Lagerfeld & Chanel bring fantasy Paris to life at fashion week

Paris, according to lore and legend, is a city predominantly inhabited by elegant women, chic cafes and famous faces.

Visitors, of course, find the reality more down-to-earth. The French capital can sometimes seem more heavily touristed, surly and less sartorially obsessed than they might have anticipated.

But Chanel, the fashion house that is perhaps the most synonymous with Paris's reputation for glamour, is determined to keep the Paris dream alive.

On Tuesday, it pulled out all the stops as it showed off its autumn-winter women's collection in a pop-up but fully functioning, specially-built Paris cafe that served both as catwalk and as guest refreshment.

Designer Karl Lagerfeld created the cinema-grade set from scratch in the middle of a neoclassical, glass-roofed exhibition hall in the middle of the city.

Waiters in crisp white shirts and black vests carried silver trays with steaming coffee and croissants to models as they slid in to sit in one of the glass-and-brass trimmed booths or to stand nonchalantly at the wooden bar after their turn down the runway.

The vast illusory cafe was dubbed "Brasserie Gabrielle" in a nod to the famous founder Gabrielle Bonheur Chanel, nicknamed "Coco".

The resulting cafe scene was so utterly, archetypically Parisian that fans of the movies Amelie or Midnight in Paris might recognise an imagined ideal once again stage-managed into fleeting reality.

"It's the biggest French brasserie ever," Lagerfeld boasted after the show, as he proudly stood behind the mock/real bar to speak to journalists.

"It's an idealised vision of a Paris of today that I wanted to amplify, to pour water on 'French bashing'.

"Even if the French say that France is ugly, it's not so ugly - no need to exaggerate.

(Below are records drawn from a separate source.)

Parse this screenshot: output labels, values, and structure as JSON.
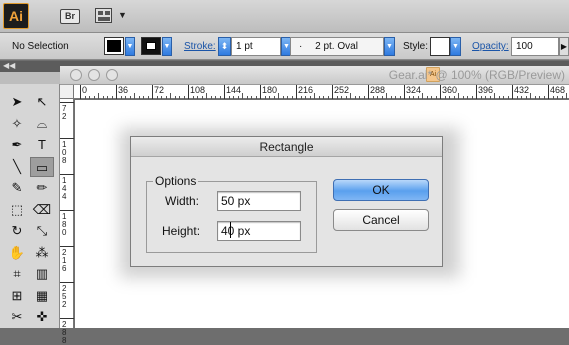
{
  "app": {
    "logo": "Ai",
    "bridge": "Br",
    "arrange_caret": "▼"
  },
  "control_bar": {
    "selection": "No Selection",
    "stroke_label": "Stroke:",
    "stroke_value": "1 pt",
    "brush_dot": "·",
    "brush_value": "2 pt. Oval",
    "style_label": "Style:",
    "opacity_label": "Opacity:",
    "opacity_value": "100",
    "dropdown_caret": "▼",
    "stepper": "⬍"
  },
  "panel_collapse": "◀◀",
  "document": {
    "ai_badge": "Ai",
    "title": "Gear.ai* @ 100% (RGB/Preview)",
    "ruler_h": [
      "0",
      "36",
      "72",
      "108",
      "144",
      "180",
      "216",
      "252",
      "288",
      "324",
      "360",
      "396",
      "432",
      "468"
    ],
    "ruler_v": [
      "7\n2",
      "1\n0\n8",
      "1\n4\n4",
      "1\n8\n0",
      "2\n1\n6",
      "2\n5\n2",
      "2\n8\n8"
    ]
  },
  "tools": [
    [
      "➤",
      "↖"
    ],
    [
      "✧",
      "⌓"
    ],
    [
      "✒",
      "T"
    ],
    [
      "╲",
      "▭"
    ],
    [
      "✎",
      "✏"
    ],
    [
      "⬚",
      "⌫"
    ],
    [
      "↻",
      "⤡"
    ],
    [
      "✋",
      "⁂"
    ],
    [
      "⌗",
      "▥"
    ],
    [
      "⊞",
      "▦"
    ],
    [
      "✂",
      "✜"
    ]
  ],
  "tool_names": [
    [
      "selection-tool-icon",
      "direct-selection-tool-icon"
    ],
    [
      "magic-wand-icon",
      "lasso-icon"
    ],
    [
      "pen-tool-icon",
      "type-tool-icon"
    ],
    [
      "line-tool-icon",
      "rectangle-tool-icon"
    ],
    [
      "paintbrush-icon",
      "pencil-icon"
    ],
    [
      "blob-brush-icon",
      "eraser-icon"
    ],
    [
      "rotate-tool-icon",
      "scale-tool-icon"
    ],
    [
      "warp-tool-icon",
      "free-transform-icon"
    ],
    [
      "symbol-sprayer-icon",
      "graph-tool-icon"
    ],
    [
      "mesh-tool-icon",
      "gradient-tool-icon"
    ],
    [
      "eyedropper-icon",
      "blend-tool-icon"
    ]
  ],
  "dialog": {
    "title": "Rectangle",
    "options_legend": "Options",
    "width_label": "Width:",
    "width_value": "50 px",
    "height_label": "Height:",
    "height_value": "40 px",
    "ok_label": "OK",
    "cancel_label": "Cancel"
  },
  "colors": {
    "accent_blue": "#5aa0ee",
    "ai_orange": "#f0a23a"
  }
}
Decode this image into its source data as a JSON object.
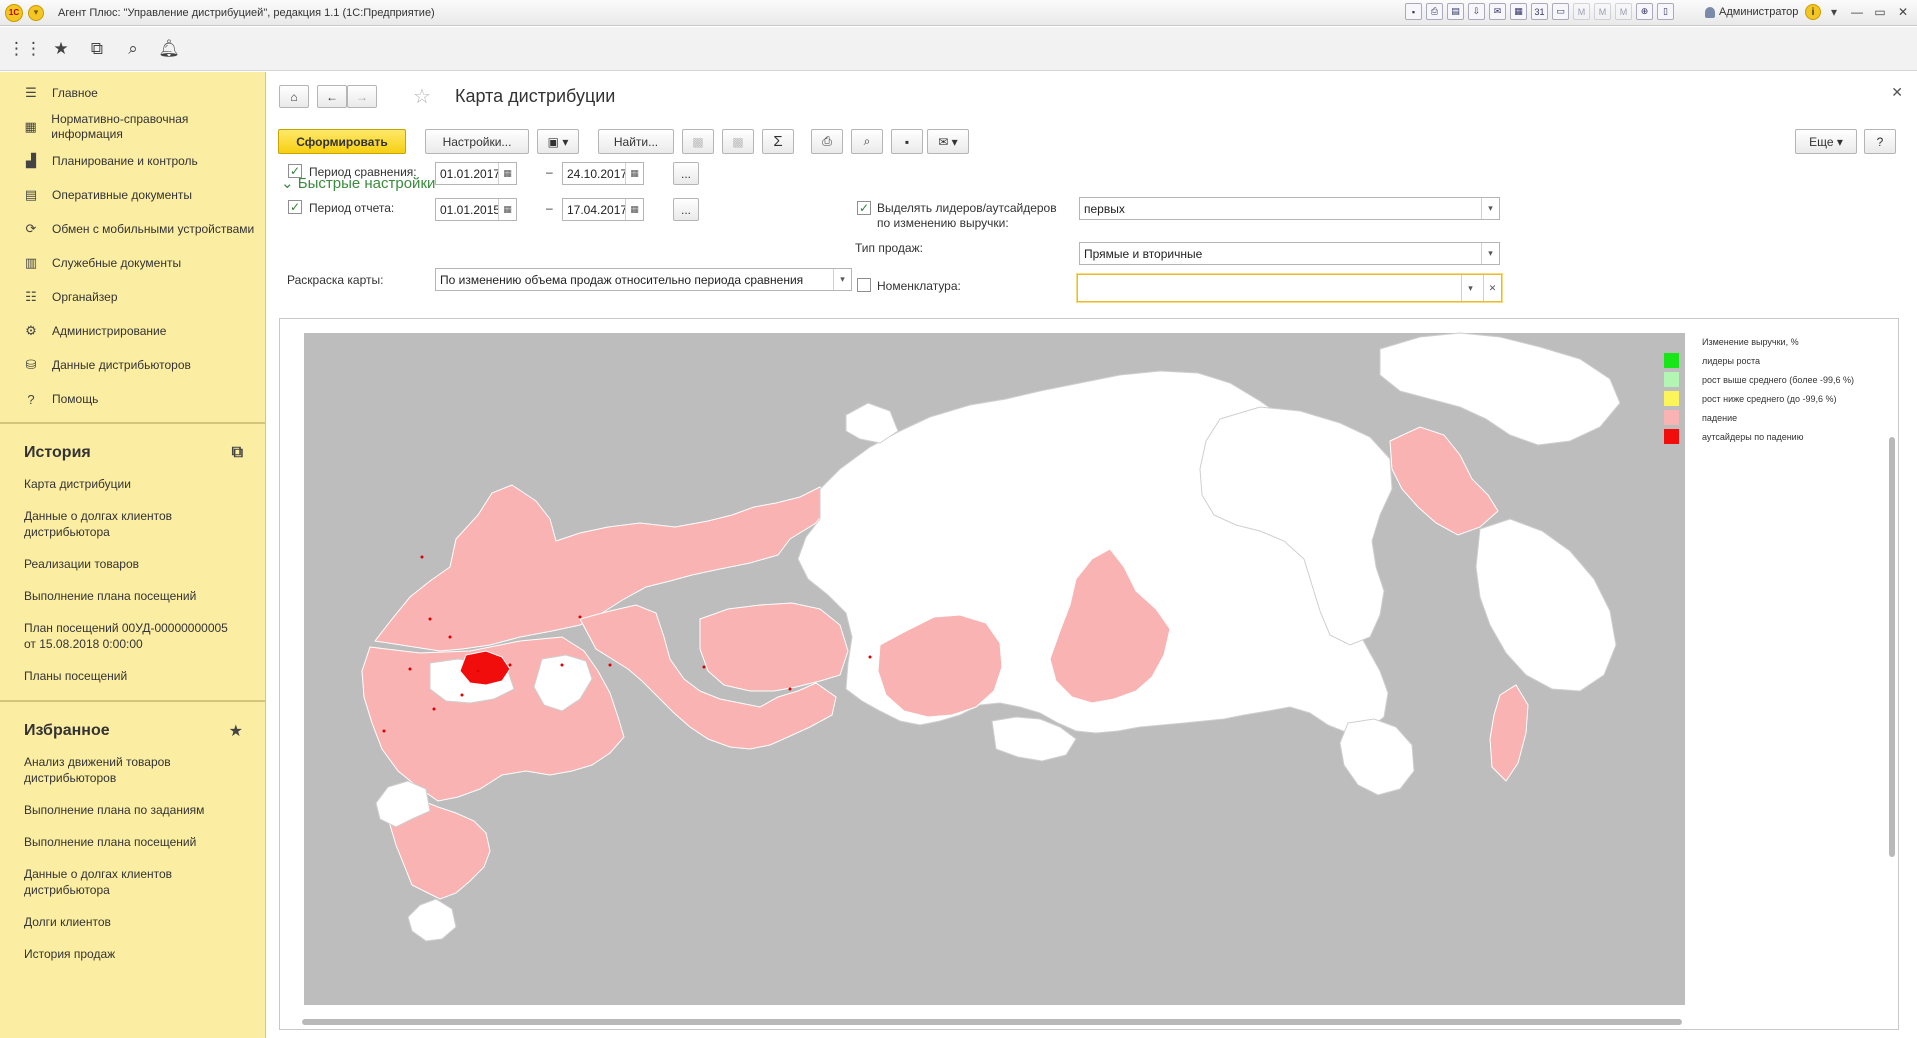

It's not as bad as all that."

The German designer, who lives in Paris - "I'm international, global!" he exclaimed - said he could get away with pumping up the Paris illusion because he's not French. "If a French person had done it, it would been patriotic."

Kris Jenner - an avid Chanel client and the mother of Kim Kardashian, who was attending other Paris fashion shows with husband Kanye West - said she found the cafe setting "absolutely wonderful, magnificent".

"I can't believe he (Lagerfeld) put all this together in such little time," she told AFP.

The collection models displayed in Chanel's ersatz cafe featured knee-length skirts and dress ensembles in the house's signature checkered black-and-white.

There were also two-tone numbers that showcased Chanel's take on the ubiquitous winter parka: a fashion-statement pillowed jacket complete with hood.

Other looks boasted autumn colours including bronze and dark blues, and many were accessorised with Chanel's range of instantly recognisable handbags.

All the models had their feet encased in the same shoes: cream-beige with black-toes and practical square heels.

The clothes appeared to glide in and out of a range of retro periods from the last century, their timelessness emphasised by the brasserie in the background.

Lagerfeld, who seems indefatigable at age 81, said he took great pleasure in unveiling eight collections a year, instead of the four ready-to- wear and haute couture ranges brought out by most other top-end houses, or even just the haute couture series some designer rivals like Jean Paul Gaultier have fallen back on exclusively.

Other designers "may be a little lazy", Lagerfeld said mischievously.

"You have to know in what kind of world you live. If the pace of the world is too big for you, there are other jobs. Or do half-time jobs. That's not my problem."